Johnson remained poor until the end of his life, preaching and singing in the streets of Beaumont, Texas to anyone who would listen. A city directory shows that in 1945, a Rev W J Johnson, undoubtedly Blind Willie, operated the House of Prayer at 1440 Forrest Street, Beaumont, Texas. This is the same address listed on Blind Willie’s death certificate. In 1945, his home burned to the ground. With nowhere else to go, Johnson lived in the burned ruins of his home, sleeping on a wet bed in the August/September Texas heat. He lived like this until he contracted malaria and died. In a later interview his wife, Angeline, said she tried to take him to a hospital but they refused to admit him because he was black, while other sources report that, according to Johnson’s wife, his refusal was due to his blindness. Although there is some dispute as to where his exact grave location is, in 2009, the Blanchette Cemetery was officially located by two researchers. Members of the Beaumont community and researchers are committed to preserving it.

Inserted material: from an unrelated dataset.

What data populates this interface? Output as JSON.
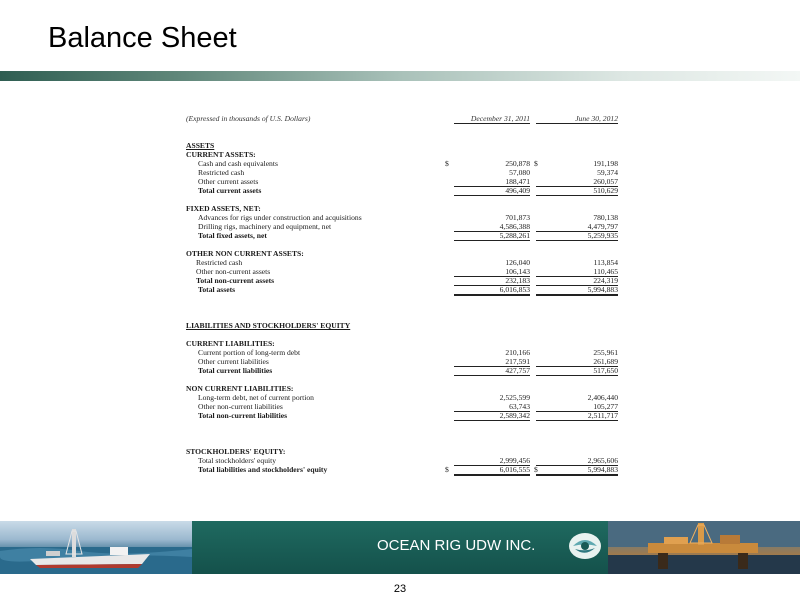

Ms. Colvin lived in Montgomery, Alabama in 1955 and at the age of 15, she refused to give up her seat on a Montgomery bus to a white person, in violation of local law. Her arrest preceded that of Rosa Parks by nine months. The court case stemming from her refusal to give up her seat on the bus, decided by the U.S. District Court, ended bus segregation in Alabama.
Colvin’s pioneering effort was not publicized by Montgomery’s black leaders because she was a teenager, unwed and pregnant.

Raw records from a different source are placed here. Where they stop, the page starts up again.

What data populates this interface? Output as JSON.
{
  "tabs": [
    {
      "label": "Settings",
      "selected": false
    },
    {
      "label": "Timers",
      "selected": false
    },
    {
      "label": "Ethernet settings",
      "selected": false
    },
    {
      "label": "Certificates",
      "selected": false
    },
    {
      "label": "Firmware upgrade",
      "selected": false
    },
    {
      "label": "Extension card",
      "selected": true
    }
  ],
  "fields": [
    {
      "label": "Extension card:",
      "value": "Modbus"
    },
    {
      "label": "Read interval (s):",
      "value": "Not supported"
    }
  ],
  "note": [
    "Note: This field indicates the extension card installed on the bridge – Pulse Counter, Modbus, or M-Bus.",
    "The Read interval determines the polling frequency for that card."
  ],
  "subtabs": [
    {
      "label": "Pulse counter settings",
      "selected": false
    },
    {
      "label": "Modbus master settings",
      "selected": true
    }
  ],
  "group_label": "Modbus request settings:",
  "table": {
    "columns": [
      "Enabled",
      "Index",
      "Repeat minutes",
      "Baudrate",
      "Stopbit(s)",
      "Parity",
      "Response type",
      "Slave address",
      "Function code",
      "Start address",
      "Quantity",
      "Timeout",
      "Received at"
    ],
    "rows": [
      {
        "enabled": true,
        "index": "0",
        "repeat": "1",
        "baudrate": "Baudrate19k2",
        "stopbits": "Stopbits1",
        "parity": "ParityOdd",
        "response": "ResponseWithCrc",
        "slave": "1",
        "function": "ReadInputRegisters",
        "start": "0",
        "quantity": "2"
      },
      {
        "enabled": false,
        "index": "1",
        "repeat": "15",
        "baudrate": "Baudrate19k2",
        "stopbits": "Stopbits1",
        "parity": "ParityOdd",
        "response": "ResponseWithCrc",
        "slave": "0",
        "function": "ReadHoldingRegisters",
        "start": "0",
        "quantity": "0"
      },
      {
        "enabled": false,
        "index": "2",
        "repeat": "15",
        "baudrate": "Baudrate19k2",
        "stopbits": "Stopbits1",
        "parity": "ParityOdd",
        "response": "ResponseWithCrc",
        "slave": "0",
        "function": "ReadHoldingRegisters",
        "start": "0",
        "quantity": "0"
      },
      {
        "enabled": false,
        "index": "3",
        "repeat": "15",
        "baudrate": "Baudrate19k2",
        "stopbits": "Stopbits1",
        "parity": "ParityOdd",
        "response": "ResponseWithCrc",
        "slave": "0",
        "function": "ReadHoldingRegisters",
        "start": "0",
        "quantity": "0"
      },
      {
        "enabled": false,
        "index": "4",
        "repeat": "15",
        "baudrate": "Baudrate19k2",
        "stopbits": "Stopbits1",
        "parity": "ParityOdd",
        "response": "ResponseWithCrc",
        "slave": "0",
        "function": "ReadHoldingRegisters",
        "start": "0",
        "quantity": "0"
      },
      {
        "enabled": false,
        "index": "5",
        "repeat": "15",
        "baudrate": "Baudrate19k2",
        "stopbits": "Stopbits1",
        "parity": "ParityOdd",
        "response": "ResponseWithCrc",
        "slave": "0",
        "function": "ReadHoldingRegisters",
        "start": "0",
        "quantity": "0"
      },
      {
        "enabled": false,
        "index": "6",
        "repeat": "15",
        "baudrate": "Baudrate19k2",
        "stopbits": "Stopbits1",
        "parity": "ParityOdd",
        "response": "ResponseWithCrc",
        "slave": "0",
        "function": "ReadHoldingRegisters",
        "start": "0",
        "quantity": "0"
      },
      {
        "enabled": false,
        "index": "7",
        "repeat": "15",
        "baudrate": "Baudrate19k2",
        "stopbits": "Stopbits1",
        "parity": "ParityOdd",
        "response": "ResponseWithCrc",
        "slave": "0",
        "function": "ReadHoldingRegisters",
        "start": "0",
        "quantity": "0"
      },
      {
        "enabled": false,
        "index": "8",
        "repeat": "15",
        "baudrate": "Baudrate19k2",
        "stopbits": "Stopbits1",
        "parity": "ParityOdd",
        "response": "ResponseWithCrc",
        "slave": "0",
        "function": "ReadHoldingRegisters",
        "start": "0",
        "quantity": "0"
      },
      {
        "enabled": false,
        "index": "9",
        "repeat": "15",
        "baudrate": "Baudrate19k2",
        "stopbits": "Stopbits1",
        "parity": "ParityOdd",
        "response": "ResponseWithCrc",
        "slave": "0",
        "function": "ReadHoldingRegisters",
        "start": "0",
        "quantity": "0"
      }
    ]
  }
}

At age 15 and a student at Booker T. Washington High School in Montgomery, Claudette Colvin was returning from school on March 2, 1955 when she got on a Capital Heights bus downtown (at the same place Parks boarded another bus nine months later). Colvin’s family did own a car, but she relied on the city’s buses to get to school.
Ms. Colvin was sitting in the section where if a white person was found standing the blacks would have to get up and move to the back. When a white women got on the bus and was standing the bus driver, Robert W. Cleere, ordered her along with two other black passengers to get up. She refused and was removed from the bus and arrested by two police officers. When she refused to get up, she was still thinking about a school paper that she had written that day. It was about the prohibition for black people to try on white clothes in department stores.

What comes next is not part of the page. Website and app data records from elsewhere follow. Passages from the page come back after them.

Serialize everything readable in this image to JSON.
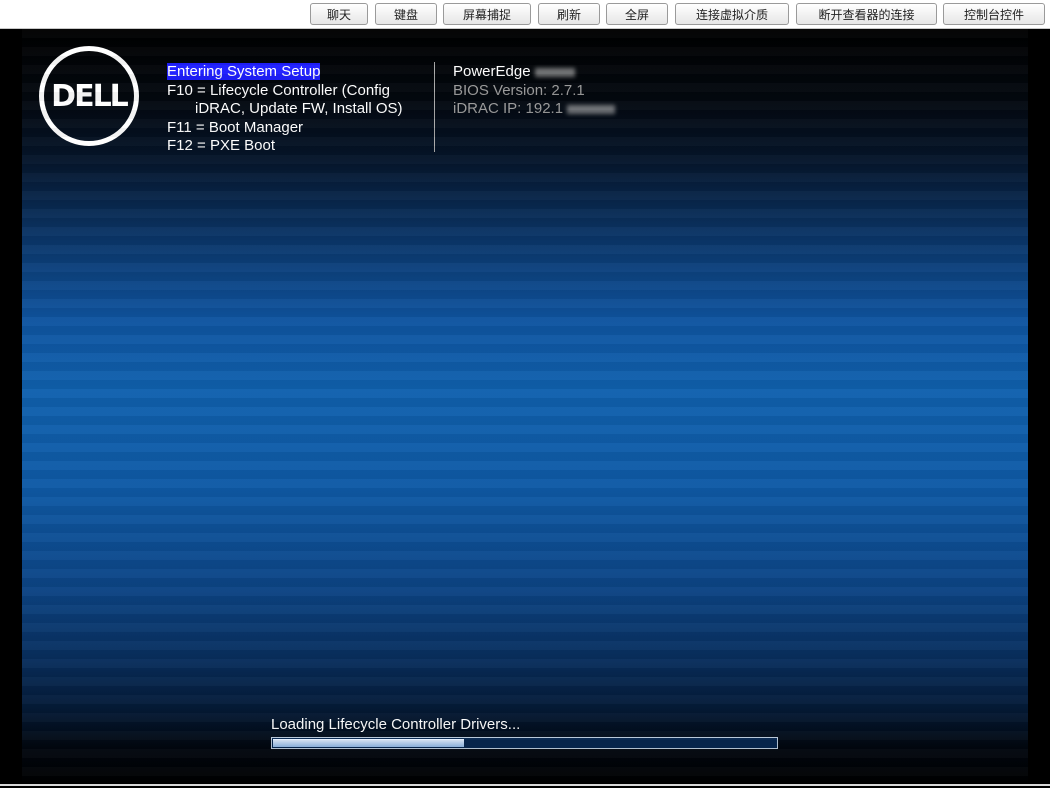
{
  "toolbar": {
    "buttons": [
      "聊天",
      "键盘",
      "屏幕捕捉",
      "刷新",
      "全屏",
      "连接虚拟介质",
      "断开查看器的连接",
      "控制台控件"
    ]
  },
  "logo": {
    "text": "DELL"
  },
  "boot_options": {
    "entering_setup": "Entering System Setup",
    "f10_line1": "F10 = Lifecycle Controller (Config",
    "f10_line2": "iDRAC, Update FW, Install OS)",
    "f11": "F11 = Boot Manager",
    "f12": "F12 = PXE Boot"
  },
  "system_info": {
    "model": "PowerEdge",
    "bios_version": "BIOS Version: 2.7.1",
    "idrac_ip": "iDRAC IP:  192.1"
  },
  "loading": {
    "label": "Loading Lifecycle Controller Drivers...",
    "progress": 0.38
  }
}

“The bus was getting crowded and I remember the bus driver looking through the rear view mirror asking her to get up out of her seat, which she didn’t,” said a classmate at the time, Annie Larkins Price. “She had been yelling it’s my constitutional right. She decided on that day that she wasn’t going to move.”
Colvin was handcuffed, arrested and forcibly removed from the bus. She shouted that her constitutional rights were being violated.
“Price testified on Colvin’s behalf in the juvenile court case, where Colvin was convicted of violating the segregation law and assault.” “There was no assault,” Price said.